McKenzie to iron out issues between Hanover Parish Council, Negril planning body
Local Government Minister Desmond McKenzie says he has summoned representatives of the Negril and Green Island Area Local Planning Authority (NGIALPA) and the Hanover Parish Council (HPC) to a meeting this week to resolve what the council has reported to be long-standing grievances between the two organisations.
The minister made his comments during a press briefing in Lucea, Hanover, on Saturday, following a four-hour meeting with councillors of the HPC and government engineers who are investigating the building collapse at the Royalton Negril hotel last Tuesday, which left five workmen seriously injured.
"I have called a meeting for next week because I know that there are areas of concern between the HPC and NGIALPA. I know that there are areas of grievances that exist there, and I will be meeting with them next week - here in Hanover - to discuss the concerns and to see how best we can work it out, because both organisations are crucial to the development of the parish," McKenzie said.
"The parish council has indicated that there are some developments which they need to sign off on that have been with that body (NGIALPA) for quite a while and it is hampering their progress," he added.
However, outgoing chairman of NGIALPA, Cliff Reynolds, has taken exception to what he says is any impression being given by the Hanover Parish Council that NGIALPA has been tardy or negligent in carrying out its duties.
"Over the years, plans that are submitted to NGIALPA are normally passed on to whether it be the Westmoreland Parish Council, the Hanover Parish Council, or NEPA (National Environment and Planning Agency) in a very timely manner.
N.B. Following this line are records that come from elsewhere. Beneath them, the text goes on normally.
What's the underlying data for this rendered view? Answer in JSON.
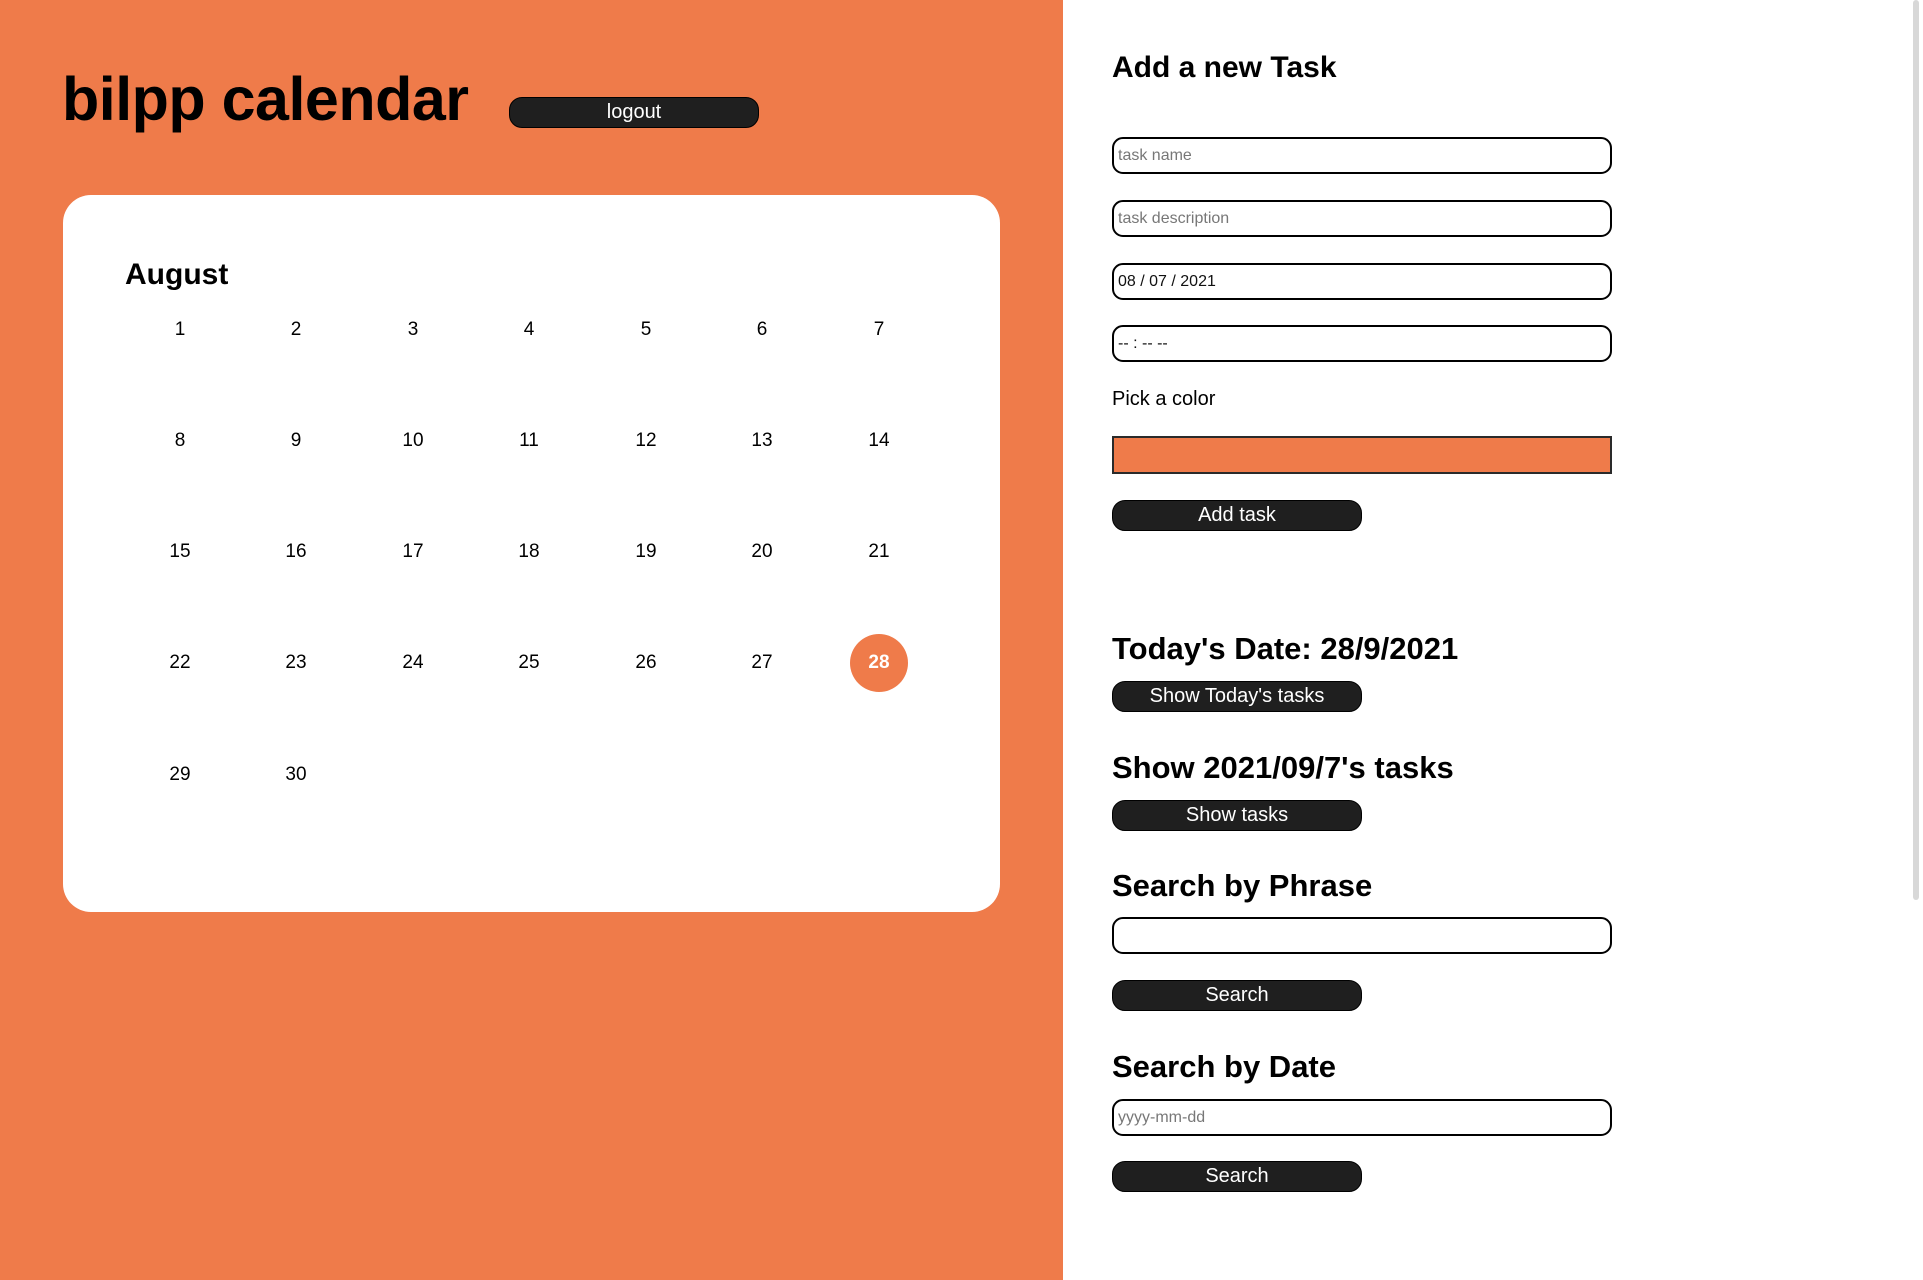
{
  "app": {
    "title": "bilpp calendar",
    "logout_label": "logout",
    "accent_color": "#ef7b4a"
  },
  "calendar": {
    "month": "August",
    "weeks": [
      [
        "1",
        "2",
        "3",
        "4",
        "5",
        "6",
        "7"
      ],
      [
        "8",
        "9",
        "10",
        "11",
        "12",
        "13",
        "14"
      ],
      [
        "15",
        "16",
        "17",
        "18",
        "19",
        "20",
        "21"
      ],
      [
        "22",
        "23",
        "24",
        "25",
        "26",
        "27",
        "28"
      ],
      [
        "29",
        "30"
      ]
    ],
    "highlighted_day": "28"
  },
  "add_task": {
    "heading": "Add a new Task",
    "name_placeholder": "task name",
    "description_placeholder": "task description",
    "date_value": "08 / 07 / 2021",
    "time_value": "-- : --  --",
    "color_label": "Pick a color",
    "color_value": "#ef7b4a",
    "submit_label": "Add task"
  },
  "today": {
    "heading": "Today's Date: 28/9/2021",
    "button_label": "Show Today's tasks"
  },
  "day_tasks": {
    "heading": "Show 2021/09/7's tasks",
    "button_label": "Show tasks"
  },
  "search_phrase": {
    "heading": "Search by Phrase",
    "value": "",
    "button_label": "Search"
  },
  "search_date": {
    "heading": "Search by Date",
    "placeholder": "yyyy-mm-dd",
    "button_label": "Search"
  }
}
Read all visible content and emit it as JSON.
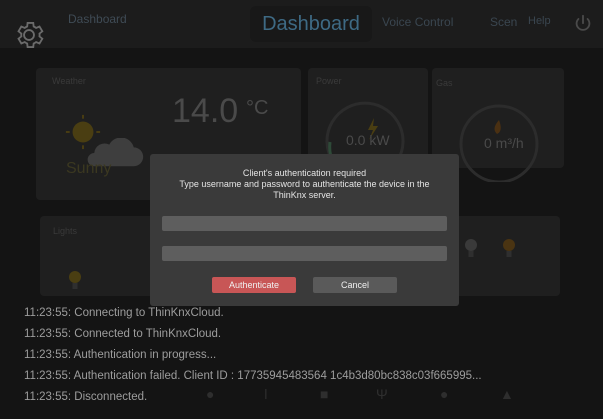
{
  "nav": {
    "dashboard_small": "Dashboard",
    "dashboard": "Dashboard",
    "voice_control": "Voice Control",
    "scenes": "Scen",
    "help": "Help"
  },
  "weather": {
    "label": "Weather",
    "condition": "Sunny",
    "temperature": "14.0",
    "unit": "°C"
  },
  "power": {
    "label": "Power",
    "value": "0.0 kW"
  },
  "gas": {
    "label": "Gas",
    "value": "0 m³/h"
  },
  "lights": {
    "label": "Lights"
  },
  "modal": {
    "title": "Client's authentication required",
    "body": "Type username and password to authenticate the device in the ThinKnx server.",
    "username": "",
    "password": "",
    "authenticate_label": "Authenticate",
    "cancel_label": "Cancel"
  },
  "log": [
    "11:23:55: Connecting to ThinKnxCloud.",
    "11:23:55: Connected to ThinKnxCloud.",
    "11:23:55: Authentication in progress...",
    "11:23:55: Authentication failed. Client ID : 17735945483564 1c4b3d80bc838c03f665995...",
    "11:23:55: Disconnected."
  ],
  "colors": {
    "accent": "#c85656",
    "background": "#141414",
    "dialog": "#3a3a3a"
  }
}
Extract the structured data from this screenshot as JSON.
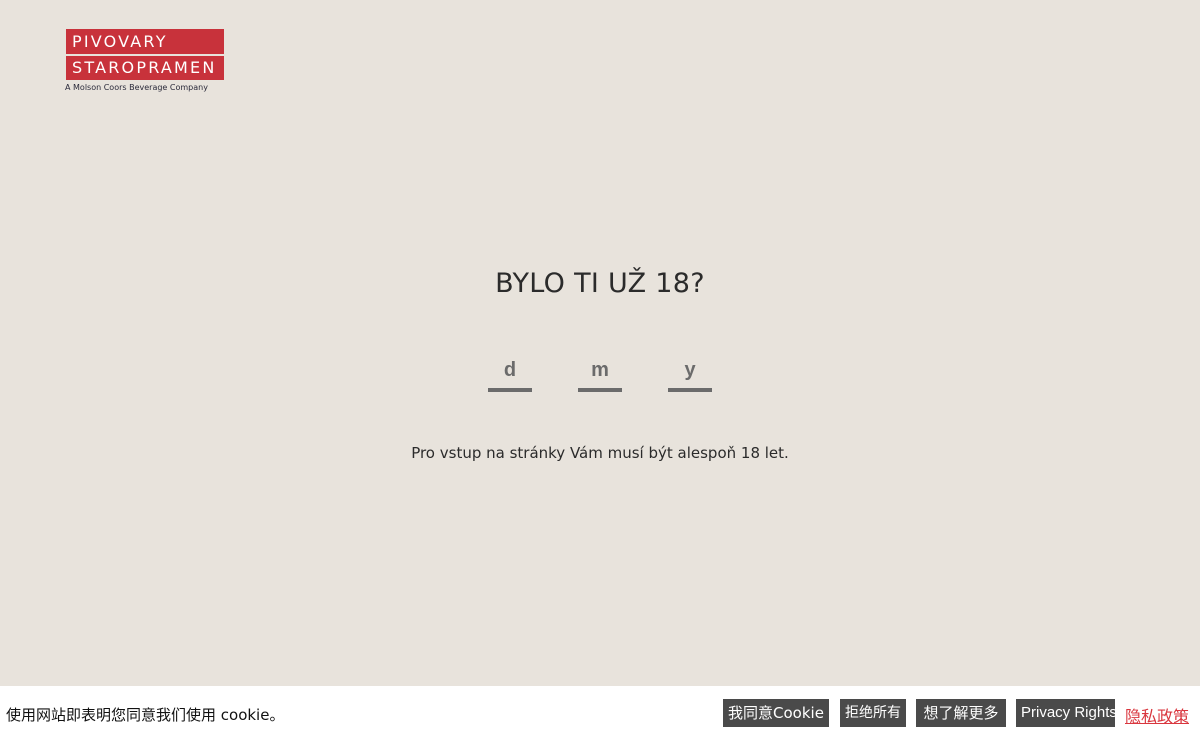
{
  "logo": {
    "line1": "PIVOVARY",
    "line2": "STAROPRAMEN",
    "tagline": "A Molson Coors Beverage Company",
    "brand_color": "#c8323b"
  },
  "age_gate": {
    "question": "BYLO TI UŽ 18?",
    "day_placeholder": "d",
    "month_placeholder": "m",
    "year_placeholder": "y",
    "notice": "Pro vstup na stránky Vám musí být alespoň 18 let."
  },
  "cookie_bar": {
    "text": "使用网站即表明您同意我们使用 cookie。",
    "accept_label": "我同意Cookie",
    "reject_label": "拒绝所有",
    "learn_more_label": "想了解更多",
    "privacy_rights_label": "Privacy Rights",
    "privacy_policy_label": "隐私政策",
    "button_color": "#4a4a4a",
    "link_color": "#d9363e"
  },
  "colors": {
    "background": "#e8e3dc"
  }
}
And, for them (the parish council) to make a statement that plans would have been held up for approval, it would be so false, because residential plans are normally done within a 90-day period," Reynolds said.
A FALSE STATEMENT
"I can understand that they might be searching for a response to certain things that have been happening, but that is a very false statement, because as it relates to hotels, they would have to wait on NEPA's response before they consider those ... . I have to get feedback from water commission, roads and works, health and fire department. They have to get a variety of feedback from NRCA before they can make a final decision and pass it on," Reynolds said.
Reynolds added that when he demitted office as NGIALPA chairman several weeks ago, there was no backlog of building plans for commercial or hotel submissions, nor were there any complaints made by the council to NGIALPA about tardiness.
"It is mostly hotel plans that we get, and there is no reason for NGIALPA to hold up hotel or commercial plans. For the commercial ones, we have meetings once a month, so after the board meetings a week or so after, those plans are prepared and sent off to the relevant parish councils and NEPA," he said.
"The records are there for public scrutiny. I know in the past where plans were forwarded to the council and [when] the customer goes to make queries or to pay their fees, they are told that nothing was sent; that the plans are not there; yet we verify that they have signed a book receiving those plans. Because of the record-keeping that we do, we have a system that when you get those plans, you have to sign. The records there are quite clear," Reynolds said.